Wizz Air has slots for 29 new routes from Gatwick this summer, but will they happen? Four are unserved from London, while Wizz Air from Luton already serves 80%. It’s a very different picture at Gatwick, though, where seven in ten would be new to its route map this year.
Wizz Air UK has received slots at London Gatwick to start 29 new routes this summer, examining Airport Coordination Limited’s Start of Season Report for S21 shows. This excludes five routes listed (Athens, Lanzarote, Malaga, Malta, and Tenerife South) but which have already been announced or started. Wizz Air’s UK unit had 3,594 slots approved for nearly 855,000 seats.
Shows Wizz Air’s intention
None of the 29 routes have been announced yet, and they might not be given there’s no certainty Wizz Air will get slots in summer 2022 and onwards. However, it shows the ultra-low-cost carrier’s (ULCC) intention in terms of route development and its desire to grow at Gatwick, which became a base in October 2020 with one aircraft.
A month later, Simple Flying showed that the ULCC was unhappy that slots at the airport remained unused and were a stumbling block to its development.
80% of routes are bookable from Luton
Wizz Air has 23 of these 29 routes bookable from its Luton base, with Luton by far the largest airport in its network and its first base in the UK. This raises the question of what will happen to these routes at Luton should they launch from Gatwick. Will they still be served? And, if so, at the same or lower frequency? Or would Wizz Air switch them to Gatwick and then launch a raft of new routes from Luton instead?
Six routes are not served from Luton – Alghero, Kutaisi, Nis, Odesa, Szczecin, Yerevan – although Kutaisi and Szczecin were served previously. All six airports are in the ULCC’s network, so the continued importance of ‘connecting the dots’, which is a simpler and cheaper way of expanding.
See below for a list of which routes are and aren’t bookable from Luton.
|Routing||Already served by Wizz Air from Luton?|
Four routes unserved from London
Kutaisi, Nis, Odesa, and Yerevan are all unserved from London. Yerevan is a decent-sized market before demand stimulation, with booking data obtained from OAG Traffic Analyzer showing that around 25,000 flew indirectly in 2019. At some 2,249 miles, it would be a long route from Gatwick, but still shorter than its coming Cardiff to Sharm El Sheikh (2,534 miles). It’d also take up much of an aircraft’s time, although four sectors could still be had in one day.
Nis, meanwhile, has been after London for years, while Odesa had nearly 19,000 passengers indirectly. Another Ukraine destination, Kharkiv, was served by Wizz Air from Luton between November 2018 and February 2019. According to the UK’s CAA, it did poorly, achieving a seat load factor (SLF) of just 49%, based on 11,904 seats and 5,869 passengers.

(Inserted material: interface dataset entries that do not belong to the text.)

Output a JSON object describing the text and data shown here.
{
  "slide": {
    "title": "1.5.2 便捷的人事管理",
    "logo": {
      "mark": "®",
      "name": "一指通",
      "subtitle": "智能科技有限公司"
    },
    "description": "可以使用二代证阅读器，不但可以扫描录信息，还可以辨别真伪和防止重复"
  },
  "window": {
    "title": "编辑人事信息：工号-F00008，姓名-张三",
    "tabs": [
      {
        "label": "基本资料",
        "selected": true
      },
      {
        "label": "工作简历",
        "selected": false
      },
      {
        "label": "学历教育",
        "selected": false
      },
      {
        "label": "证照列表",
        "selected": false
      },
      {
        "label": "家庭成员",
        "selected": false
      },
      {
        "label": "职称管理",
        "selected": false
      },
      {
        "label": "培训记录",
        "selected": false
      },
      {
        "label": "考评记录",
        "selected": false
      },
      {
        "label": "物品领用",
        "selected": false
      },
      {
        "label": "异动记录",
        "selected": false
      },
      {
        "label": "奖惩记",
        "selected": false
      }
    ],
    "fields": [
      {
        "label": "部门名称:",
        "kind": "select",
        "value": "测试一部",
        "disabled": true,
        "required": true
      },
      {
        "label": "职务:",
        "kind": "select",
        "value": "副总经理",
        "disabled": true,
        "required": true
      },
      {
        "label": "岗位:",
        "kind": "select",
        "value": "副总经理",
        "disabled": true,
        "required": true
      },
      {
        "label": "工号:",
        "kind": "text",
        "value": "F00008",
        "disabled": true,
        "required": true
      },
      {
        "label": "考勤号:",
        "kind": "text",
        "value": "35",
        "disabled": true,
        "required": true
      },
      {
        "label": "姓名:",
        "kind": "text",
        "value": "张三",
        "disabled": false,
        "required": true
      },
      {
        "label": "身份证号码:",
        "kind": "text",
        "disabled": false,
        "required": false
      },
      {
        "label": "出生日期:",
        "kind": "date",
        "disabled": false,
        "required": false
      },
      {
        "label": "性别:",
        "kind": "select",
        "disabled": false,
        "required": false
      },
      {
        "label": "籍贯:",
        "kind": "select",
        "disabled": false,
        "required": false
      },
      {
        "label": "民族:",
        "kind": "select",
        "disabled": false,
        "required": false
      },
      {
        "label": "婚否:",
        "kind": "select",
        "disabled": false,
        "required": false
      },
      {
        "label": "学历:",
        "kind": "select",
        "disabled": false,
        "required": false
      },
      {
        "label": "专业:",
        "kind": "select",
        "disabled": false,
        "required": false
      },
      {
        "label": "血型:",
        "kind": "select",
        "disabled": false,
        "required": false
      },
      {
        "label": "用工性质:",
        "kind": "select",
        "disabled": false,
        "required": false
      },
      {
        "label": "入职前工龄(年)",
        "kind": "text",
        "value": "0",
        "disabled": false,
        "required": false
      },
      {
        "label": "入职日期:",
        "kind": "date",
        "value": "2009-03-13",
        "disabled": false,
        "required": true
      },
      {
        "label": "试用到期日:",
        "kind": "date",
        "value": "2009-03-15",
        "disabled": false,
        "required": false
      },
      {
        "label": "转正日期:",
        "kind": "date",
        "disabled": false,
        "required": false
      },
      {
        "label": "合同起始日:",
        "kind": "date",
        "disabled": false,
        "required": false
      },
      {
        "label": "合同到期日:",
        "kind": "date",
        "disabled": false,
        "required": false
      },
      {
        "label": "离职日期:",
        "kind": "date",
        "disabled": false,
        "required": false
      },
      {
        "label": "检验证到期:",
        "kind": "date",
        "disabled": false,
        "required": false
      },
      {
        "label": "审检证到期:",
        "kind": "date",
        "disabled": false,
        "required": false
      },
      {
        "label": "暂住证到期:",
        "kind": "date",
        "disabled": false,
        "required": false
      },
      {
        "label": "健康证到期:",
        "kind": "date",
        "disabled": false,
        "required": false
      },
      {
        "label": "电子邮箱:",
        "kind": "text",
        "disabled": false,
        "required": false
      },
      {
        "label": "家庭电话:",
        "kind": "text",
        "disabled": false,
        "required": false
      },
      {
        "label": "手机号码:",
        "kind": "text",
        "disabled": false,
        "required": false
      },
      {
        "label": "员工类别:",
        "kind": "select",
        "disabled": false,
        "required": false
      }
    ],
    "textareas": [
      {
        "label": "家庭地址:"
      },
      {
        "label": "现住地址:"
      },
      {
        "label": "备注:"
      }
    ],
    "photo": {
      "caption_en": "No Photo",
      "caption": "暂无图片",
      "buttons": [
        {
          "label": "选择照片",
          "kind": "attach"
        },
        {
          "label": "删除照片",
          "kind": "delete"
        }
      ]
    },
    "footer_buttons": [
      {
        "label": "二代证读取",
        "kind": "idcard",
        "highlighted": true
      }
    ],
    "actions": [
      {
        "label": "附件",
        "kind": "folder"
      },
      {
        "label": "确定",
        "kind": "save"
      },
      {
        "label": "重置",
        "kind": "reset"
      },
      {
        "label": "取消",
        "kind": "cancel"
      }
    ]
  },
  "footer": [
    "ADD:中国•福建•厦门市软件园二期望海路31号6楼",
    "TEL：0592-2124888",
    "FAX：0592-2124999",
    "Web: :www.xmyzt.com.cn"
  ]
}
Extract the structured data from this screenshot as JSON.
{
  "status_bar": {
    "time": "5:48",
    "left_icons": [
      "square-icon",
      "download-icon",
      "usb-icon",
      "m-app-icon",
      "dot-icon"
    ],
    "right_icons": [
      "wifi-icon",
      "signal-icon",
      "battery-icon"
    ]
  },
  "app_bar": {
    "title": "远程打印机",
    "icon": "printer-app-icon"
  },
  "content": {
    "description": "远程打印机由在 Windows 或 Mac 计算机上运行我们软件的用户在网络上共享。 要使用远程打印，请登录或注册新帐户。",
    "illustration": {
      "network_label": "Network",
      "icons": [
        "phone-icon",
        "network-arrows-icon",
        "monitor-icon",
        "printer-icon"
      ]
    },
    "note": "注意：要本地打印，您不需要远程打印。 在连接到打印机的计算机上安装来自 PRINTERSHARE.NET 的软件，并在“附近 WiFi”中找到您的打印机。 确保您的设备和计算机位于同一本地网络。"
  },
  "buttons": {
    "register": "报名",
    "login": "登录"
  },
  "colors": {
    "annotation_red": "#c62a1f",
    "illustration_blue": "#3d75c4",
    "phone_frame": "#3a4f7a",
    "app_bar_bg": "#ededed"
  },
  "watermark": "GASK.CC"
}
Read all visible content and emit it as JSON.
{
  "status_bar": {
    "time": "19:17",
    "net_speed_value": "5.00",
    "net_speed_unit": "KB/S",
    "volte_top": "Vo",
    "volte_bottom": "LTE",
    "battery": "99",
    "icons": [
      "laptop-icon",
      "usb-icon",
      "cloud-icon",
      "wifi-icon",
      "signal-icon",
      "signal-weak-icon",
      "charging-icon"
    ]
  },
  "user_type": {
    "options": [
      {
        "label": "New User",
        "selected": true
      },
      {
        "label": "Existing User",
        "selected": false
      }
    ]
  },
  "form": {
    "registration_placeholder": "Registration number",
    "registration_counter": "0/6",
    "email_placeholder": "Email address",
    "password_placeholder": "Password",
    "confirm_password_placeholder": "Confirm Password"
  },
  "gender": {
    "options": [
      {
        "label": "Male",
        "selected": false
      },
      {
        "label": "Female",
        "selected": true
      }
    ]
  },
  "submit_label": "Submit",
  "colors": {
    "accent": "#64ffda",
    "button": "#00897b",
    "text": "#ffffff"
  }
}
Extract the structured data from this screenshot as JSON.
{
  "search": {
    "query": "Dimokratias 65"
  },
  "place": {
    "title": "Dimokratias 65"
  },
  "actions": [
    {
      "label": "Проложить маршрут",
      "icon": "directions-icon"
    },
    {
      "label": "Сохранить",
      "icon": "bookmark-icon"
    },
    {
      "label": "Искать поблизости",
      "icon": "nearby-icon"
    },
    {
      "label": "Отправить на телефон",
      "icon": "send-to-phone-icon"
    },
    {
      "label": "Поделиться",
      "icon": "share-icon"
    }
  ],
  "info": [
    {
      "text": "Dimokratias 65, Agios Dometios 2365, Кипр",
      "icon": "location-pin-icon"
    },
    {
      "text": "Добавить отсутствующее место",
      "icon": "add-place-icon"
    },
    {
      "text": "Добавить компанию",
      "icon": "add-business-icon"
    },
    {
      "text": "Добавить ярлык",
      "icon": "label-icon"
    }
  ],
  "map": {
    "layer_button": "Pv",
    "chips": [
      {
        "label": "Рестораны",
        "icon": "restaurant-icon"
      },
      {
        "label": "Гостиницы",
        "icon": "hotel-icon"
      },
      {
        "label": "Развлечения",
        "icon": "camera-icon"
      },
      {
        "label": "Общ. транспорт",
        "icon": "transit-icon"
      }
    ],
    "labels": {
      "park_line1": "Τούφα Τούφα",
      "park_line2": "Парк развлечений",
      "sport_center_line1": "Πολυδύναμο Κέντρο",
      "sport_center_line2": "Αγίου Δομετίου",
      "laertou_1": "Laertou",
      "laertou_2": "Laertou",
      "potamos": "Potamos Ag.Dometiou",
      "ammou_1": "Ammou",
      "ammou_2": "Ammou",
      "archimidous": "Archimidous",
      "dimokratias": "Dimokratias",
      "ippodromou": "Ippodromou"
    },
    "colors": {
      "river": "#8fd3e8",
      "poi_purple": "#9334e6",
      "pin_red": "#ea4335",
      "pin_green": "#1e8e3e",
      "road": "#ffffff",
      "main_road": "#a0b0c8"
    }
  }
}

Kutaisi serves the whole country
Kutaisi-Luton operated between June 2017 and March 2020 with an estimated SLF of 81% in 2019. The link with Kutaisi was not to serve the city area itself, which is small, but instead to serve the whole country, despite Tbilisi being some 155 miles away. The Chief Business Development Officer at the United Airports of Georgia has previously said that 80% of Kutaisi passengers continue to Tbilisi.
Georgian Airways served Tbilisi-Gatwick non-stop between 2017 and 2020. But despite the non-stop, it was a very unserved market, with over 35,000 flying indirectly to London in 2019. There’s currently no sign of Georgian Airways returning to London, so the further explanation for this possible route with Wizz Air.